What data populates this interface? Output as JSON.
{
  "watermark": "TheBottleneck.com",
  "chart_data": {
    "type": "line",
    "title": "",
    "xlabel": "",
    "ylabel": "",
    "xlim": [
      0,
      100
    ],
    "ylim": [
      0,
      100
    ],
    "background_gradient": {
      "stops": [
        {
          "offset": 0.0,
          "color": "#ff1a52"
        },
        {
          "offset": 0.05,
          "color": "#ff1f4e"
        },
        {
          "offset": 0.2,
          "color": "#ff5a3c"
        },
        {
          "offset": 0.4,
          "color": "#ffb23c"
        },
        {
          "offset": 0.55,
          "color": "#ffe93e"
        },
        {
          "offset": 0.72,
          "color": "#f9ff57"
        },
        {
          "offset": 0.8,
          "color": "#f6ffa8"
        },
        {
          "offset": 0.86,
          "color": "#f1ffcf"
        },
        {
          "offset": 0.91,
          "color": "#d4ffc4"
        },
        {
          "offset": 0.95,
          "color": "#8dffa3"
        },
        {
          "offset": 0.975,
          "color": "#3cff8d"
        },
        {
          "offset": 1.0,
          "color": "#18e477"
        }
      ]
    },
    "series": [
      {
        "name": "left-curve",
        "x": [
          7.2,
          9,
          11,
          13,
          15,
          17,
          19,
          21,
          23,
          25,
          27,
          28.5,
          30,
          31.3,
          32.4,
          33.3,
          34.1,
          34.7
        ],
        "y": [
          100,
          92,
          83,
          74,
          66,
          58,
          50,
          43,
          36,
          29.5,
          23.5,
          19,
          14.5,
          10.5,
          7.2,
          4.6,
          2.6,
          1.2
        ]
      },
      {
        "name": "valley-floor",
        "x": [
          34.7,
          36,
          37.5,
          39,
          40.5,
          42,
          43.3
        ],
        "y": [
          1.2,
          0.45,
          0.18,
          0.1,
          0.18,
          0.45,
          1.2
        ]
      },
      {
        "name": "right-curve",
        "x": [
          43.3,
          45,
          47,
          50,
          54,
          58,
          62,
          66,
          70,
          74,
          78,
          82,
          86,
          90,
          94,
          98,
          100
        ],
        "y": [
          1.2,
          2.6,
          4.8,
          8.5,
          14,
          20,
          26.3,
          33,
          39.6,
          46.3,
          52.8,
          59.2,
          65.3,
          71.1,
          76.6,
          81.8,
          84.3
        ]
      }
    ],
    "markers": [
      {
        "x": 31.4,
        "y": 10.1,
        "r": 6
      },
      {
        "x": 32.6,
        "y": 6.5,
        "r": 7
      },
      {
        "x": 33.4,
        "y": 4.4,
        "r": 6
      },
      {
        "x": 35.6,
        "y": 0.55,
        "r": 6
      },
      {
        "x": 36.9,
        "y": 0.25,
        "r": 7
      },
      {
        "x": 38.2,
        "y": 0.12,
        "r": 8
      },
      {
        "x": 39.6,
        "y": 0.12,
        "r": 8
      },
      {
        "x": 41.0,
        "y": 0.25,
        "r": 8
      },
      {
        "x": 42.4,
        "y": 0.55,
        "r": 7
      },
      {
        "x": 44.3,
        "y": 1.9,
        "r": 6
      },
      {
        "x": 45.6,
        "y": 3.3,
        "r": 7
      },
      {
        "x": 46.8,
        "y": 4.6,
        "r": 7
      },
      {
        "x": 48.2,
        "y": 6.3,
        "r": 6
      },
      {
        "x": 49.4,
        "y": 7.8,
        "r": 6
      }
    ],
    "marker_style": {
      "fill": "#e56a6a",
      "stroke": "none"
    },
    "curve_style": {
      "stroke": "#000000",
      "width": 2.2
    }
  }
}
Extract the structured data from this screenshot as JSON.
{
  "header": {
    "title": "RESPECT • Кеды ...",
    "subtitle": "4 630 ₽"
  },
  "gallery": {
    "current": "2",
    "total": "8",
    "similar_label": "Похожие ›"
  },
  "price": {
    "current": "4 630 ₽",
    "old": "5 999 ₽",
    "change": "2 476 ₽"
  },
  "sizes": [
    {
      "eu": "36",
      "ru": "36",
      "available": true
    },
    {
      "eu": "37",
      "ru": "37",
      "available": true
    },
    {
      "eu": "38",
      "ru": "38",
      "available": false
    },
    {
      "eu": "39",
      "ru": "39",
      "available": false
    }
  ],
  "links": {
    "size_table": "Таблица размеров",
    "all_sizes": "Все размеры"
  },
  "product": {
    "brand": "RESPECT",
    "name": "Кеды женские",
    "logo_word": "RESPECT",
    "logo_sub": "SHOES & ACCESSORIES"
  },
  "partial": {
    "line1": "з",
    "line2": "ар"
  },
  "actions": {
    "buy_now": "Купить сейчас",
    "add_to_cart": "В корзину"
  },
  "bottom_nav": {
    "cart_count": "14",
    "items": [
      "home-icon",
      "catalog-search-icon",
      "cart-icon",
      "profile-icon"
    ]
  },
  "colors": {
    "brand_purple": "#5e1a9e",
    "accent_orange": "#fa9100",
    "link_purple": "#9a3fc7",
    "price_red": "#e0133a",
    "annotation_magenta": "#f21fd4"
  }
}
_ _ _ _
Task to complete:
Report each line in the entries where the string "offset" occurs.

Finished task:
          "offset": 0.0,
          "offset": 0.05,
          "offset": 0.2,
          "offset": 0.4,
          "offset": 0.55,
          "offset": 0.72,
          "offset": 0.8,
          "offset": 0.86,
          "offset": 0.91,
          "offset": 0.95,
          "offset": 0.975,
          "offset": 1.0,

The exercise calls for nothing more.